Records from a data source
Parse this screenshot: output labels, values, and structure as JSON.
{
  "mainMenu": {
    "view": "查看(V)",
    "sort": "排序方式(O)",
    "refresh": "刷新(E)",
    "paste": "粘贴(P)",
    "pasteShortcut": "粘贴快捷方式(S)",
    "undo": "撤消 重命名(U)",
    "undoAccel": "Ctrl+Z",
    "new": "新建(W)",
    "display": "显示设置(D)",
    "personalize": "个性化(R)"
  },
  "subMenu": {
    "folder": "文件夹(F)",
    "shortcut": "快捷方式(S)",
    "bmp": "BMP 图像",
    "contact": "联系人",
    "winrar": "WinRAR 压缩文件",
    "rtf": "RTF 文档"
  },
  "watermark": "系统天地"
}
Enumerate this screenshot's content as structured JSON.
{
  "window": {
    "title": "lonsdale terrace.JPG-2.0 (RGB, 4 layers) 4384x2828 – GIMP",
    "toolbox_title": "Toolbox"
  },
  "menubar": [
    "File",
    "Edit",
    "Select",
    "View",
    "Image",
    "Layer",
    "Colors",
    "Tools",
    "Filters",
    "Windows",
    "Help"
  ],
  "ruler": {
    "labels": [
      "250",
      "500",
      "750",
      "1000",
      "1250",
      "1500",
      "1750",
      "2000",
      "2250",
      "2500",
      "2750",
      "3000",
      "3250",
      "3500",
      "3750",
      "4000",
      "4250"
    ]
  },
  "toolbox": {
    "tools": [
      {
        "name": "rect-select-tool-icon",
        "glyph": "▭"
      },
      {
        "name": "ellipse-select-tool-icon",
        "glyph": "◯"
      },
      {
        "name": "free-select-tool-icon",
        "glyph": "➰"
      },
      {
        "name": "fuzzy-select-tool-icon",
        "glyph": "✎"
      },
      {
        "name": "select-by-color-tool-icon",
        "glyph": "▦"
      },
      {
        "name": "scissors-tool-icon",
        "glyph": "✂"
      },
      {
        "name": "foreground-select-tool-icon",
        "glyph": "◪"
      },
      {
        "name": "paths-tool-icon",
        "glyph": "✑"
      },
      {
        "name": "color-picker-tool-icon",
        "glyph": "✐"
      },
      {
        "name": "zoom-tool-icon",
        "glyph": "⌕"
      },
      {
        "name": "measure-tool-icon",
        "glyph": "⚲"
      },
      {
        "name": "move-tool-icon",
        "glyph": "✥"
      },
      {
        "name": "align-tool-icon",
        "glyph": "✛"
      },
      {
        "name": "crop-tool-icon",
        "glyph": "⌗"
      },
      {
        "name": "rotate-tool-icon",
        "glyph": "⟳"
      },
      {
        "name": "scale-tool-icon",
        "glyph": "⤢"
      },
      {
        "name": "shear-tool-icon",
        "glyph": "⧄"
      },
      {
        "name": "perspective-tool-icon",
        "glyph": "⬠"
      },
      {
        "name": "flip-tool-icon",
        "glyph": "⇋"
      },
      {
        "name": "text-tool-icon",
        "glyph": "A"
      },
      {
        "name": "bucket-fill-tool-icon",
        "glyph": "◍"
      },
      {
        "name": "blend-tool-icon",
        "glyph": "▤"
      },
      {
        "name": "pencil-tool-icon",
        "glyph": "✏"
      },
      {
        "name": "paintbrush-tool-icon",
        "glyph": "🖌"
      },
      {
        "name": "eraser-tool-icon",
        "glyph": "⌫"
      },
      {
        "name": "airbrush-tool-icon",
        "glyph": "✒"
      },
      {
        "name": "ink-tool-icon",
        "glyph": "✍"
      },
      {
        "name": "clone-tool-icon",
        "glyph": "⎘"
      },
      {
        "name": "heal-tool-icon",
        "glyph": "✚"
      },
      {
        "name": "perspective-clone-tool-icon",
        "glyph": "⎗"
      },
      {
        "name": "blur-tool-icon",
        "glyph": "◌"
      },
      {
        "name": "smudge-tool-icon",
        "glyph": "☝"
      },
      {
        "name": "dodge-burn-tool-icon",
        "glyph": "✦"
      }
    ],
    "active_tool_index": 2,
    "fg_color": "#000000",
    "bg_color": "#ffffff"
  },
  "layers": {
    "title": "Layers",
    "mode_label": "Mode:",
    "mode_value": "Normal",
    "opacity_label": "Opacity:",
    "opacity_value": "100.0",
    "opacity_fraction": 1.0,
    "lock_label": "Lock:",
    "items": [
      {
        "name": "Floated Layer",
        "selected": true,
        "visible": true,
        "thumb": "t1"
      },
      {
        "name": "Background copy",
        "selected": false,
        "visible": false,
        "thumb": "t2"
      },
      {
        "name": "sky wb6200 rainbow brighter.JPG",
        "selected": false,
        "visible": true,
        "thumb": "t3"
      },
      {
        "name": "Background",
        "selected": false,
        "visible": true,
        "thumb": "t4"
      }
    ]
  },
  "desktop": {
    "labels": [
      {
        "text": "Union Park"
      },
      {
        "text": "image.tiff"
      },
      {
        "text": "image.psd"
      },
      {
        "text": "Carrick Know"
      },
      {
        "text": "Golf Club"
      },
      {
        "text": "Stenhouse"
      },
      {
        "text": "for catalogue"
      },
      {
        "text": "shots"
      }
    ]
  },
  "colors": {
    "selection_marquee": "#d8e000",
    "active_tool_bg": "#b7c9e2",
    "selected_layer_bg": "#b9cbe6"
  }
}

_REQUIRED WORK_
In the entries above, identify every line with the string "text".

_SOLVED EXERCISE_
        "name": "text-tool-icon",
        "text": "Union Park"
        "text": "image.tiff"
        "text": "image.psd"
        "text": "Carrick Know"
        "text": "Golf Club"
        "text": "Stenhouse"
        "text": "for catalogue"
        "text": "shots"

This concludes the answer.